Activity: The records below must be retyped exactly.

Stored data:
※ ※ ※
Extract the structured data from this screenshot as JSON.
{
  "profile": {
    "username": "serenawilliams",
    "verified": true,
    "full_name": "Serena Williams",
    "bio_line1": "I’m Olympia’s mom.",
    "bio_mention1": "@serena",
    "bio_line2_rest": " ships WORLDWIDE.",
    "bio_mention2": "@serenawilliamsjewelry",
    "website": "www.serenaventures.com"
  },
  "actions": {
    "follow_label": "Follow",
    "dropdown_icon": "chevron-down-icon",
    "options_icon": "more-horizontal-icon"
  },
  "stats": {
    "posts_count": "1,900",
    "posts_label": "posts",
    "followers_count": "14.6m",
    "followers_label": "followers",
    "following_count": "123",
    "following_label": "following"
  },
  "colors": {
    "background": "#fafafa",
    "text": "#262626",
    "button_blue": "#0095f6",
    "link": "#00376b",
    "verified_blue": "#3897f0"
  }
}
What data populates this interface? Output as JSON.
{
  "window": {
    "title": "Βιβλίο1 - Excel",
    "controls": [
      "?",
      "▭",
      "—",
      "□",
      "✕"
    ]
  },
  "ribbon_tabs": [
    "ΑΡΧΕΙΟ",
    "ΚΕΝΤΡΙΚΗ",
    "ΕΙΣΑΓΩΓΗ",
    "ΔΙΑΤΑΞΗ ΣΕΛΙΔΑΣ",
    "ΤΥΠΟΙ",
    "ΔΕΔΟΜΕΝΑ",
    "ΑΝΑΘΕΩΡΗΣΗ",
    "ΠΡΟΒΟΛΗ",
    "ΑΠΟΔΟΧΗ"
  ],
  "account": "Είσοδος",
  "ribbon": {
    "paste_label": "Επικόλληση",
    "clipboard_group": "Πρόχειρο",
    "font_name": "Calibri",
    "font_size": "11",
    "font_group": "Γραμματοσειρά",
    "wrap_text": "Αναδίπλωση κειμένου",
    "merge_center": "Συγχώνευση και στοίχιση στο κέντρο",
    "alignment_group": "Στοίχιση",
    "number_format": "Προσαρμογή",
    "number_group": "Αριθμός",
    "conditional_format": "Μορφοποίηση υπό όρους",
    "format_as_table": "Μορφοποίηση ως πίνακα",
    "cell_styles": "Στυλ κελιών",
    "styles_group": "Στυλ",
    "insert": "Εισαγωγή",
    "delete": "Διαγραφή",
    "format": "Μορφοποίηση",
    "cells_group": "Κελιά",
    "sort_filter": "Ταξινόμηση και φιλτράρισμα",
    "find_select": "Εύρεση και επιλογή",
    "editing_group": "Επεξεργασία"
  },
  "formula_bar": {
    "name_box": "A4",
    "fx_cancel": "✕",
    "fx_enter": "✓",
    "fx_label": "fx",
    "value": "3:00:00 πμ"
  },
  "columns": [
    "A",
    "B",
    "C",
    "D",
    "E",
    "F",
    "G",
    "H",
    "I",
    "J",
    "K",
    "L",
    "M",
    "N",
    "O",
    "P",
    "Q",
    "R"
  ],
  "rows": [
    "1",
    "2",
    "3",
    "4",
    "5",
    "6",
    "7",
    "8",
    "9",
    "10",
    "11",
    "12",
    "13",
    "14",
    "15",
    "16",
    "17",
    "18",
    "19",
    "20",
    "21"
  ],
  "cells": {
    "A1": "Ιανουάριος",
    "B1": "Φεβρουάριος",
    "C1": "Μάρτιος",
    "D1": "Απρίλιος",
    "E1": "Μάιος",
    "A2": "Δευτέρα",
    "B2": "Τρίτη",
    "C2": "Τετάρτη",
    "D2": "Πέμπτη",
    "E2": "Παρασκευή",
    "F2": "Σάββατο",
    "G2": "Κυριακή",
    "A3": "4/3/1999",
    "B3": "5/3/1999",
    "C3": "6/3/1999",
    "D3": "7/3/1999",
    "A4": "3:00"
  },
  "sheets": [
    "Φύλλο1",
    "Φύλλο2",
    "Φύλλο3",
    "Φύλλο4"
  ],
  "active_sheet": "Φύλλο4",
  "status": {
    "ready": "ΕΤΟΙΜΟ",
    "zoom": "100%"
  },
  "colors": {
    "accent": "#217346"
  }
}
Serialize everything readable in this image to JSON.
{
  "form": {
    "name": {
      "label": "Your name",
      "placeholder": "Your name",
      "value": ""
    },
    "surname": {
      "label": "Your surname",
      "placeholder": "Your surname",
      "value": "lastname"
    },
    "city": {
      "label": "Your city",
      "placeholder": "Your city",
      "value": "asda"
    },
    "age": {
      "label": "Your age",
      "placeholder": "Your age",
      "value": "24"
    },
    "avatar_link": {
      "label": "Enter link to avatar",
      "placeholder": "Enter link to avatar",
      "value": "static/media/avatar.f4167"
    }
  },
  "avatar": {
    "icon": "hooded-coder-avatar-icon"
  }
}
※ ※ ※
Solution for this task:
Extract the structured data from this screenshot as JSON.
{
  "profile": {
    "username": "serenawilliams",
    "verified": true,
    "full_name": "Serena Williams",
    "bio_line1": "I’m Olympia’s mom.",
    "bio_mention1": "@serena",
    "bio_line2_rest": " ships WORLDWIDE.",
    "bio_mention2": "@serenawilliamsjewelry",
    "website": "www.serenaventures.com"
  },
  "actions": {
    "follow_label": "Follow",
    "dropdown_icon": "chevron-down-icon",
    "options_icon": "more-horizontal-icon"
  },
  "stats": {
    "posts_count": "1,900",
    "posts_label": "posts",
    "followers_count": "14.6m",
    "followers_label": "followers",
    "following_count": "123",
    "following_label": "following"
  },
  "colors": {
    "background": "#fafafa",
    "text": "#262626",
    "button_blue": "#0095f6",
    "link": "#00376b",
    "verified_blue": "#3897f0"
  }
}
What data populates this interface? Output as JSON.
{
  "window": {
    "title": "Βιβλίο1 - Excel",
    "controls": [
      "?",
      "▭",
      "—",
      "□",
      "✕"
    ]
  },
  "ribbon_tabs": [
    "ΑΡΧΕΙΟ",
    "ΚΕΝΤΡΙΚΗ",
    "ΕΙΣΑΓΩΓΗ",
    "ΔΙΑΤΑΞΗ ΣΕΛΙΔΑΣ",
    "ΤΥΠΟΙ",
    "ΔΕΔΟΜΕΝΑ",
    "ΑΝΑΘΕΩΡΗΣΗ",
    "ΠΡΟΒΟΛΗ",
    "ΑΠΟΔΟΧΗ"
  ],
  "account": "Είσοδος",
  "ribbon": {
    "paste_label": "Επικόλληση",
    "clipboard_group": "Πρόχειρο",
    "font_name": "Calibri",
    "font_size": "11",
    "font_group": "Γραμματοσειρά",
    "wrap_text": "Αναδίπλωση κειμένου",
    "merge_center": "Συγχώνευση και στοίχιση στο κέντρο",
    "alignment_group": "Στοίχιση",
    "number_format": "Προσαρμογή",
    "number_group": "Αριθμός",
    "conditional_format": "Μορφοποίηση υπό όρους",
    "format_as_table": "Μορφοποίηση ως πίνακα",
    "cell_styles": "Στυλ κελιών",
    "styles_group": "Στυλ",
    "insert": "Εισαγωγή",
    "delete": "Διαγραφή",
    "format": "Μορφοποίηση",
    "cells_group": "Κελιά",
    "sort_filter": "Ταξινόμηση και φιλτράρισμα",
    "find_select": "Εύρεση και επιλογή",
    "editing_group": "Επεξεργασία"
  },
  "formula_bar": {
    "name_box": "A4",
    "fx_cancel": "✕",
    "fx_enter": "✓",
    "fx_label": "fx",
    "value": "3:00:00 πμ"
  },
  "columns": [
    "A",
    "B",
    "C",
    "D",
    "E",
    "F",
    "G",
    "H",
    "I",
    "J",
    "K",
    "L",
    "M",
    "N",
    "O",
    "P",
    "Q",
    "R"
  ],
  "rows": [
    "1",
    "2",
    "3",
    "4",
    "5",
    "6",
    "7",
    "8",
    "9",
    "10",
    "11",
    "12",
    "13",
    "14",
    "15",
    "16",
    "17",
    "18",
    "19",
    "20",
    "21"
  ],
  "cells": {
    "A1": "Ιανουάριος",
    "B1": "Φεβρουάριος",
    "C1": "Μάρτιος",
    "D1": "Απρίλιος",
    "E1": "Μάιος",
    "A2": "Δευτέρα",
    "B2": "Τρίτη",
    "C2": "Τετάρτη",
    "D2": "Πέμπτη",
    "E2": "Παρασκευή",
    "F2": "Σάββατο",
    "G2": "Κυριακή",
    "A3": "4/3/1999",
    "B3": "5/3/1999",
    "C3": "6/3/1999",
    "D3": "7/3/1999",
    "A4": "3:00"
  },
  "sheets": [
    "Φύλλο1",
    "Φύλλο2",
    "Φύλλο3",
    "Φύλλο4"
  ],
  "active_sheet": "Φύλλο4",
  "status": {
    "ready": "ΕΤΟΙΜΟ",
    "zoom": "100%"
  },
  "colors": {
    "accent": "#217346"
  }
}
Serialize everything readable in this image to JSON.
{
  "form": {
    "name": {
      "label": "Your name",
      "placeholder": "Your name",
      "value": ""
    },
    "surname": {
      "label": "Your surname",
      "placeholder": "Your surname",
      "value": "lastname"
    },
    "city": {
      "label": "Your city",
      "placeholder": "Your city",
      "value": "asda"
    },
    "age": {
      "label": "Your age",
      "placeholder": "Your age",
      "value": "24"
    },
    "avatar_link": {
      "label": "Enter link to avatar",
      "placeholder": "Enter link to avatar",
      "value": "static/media/avatar.f4167"
    }
  },
  "avatar": {
    "icon": "hooded-coder-avatar-icon"
  }
}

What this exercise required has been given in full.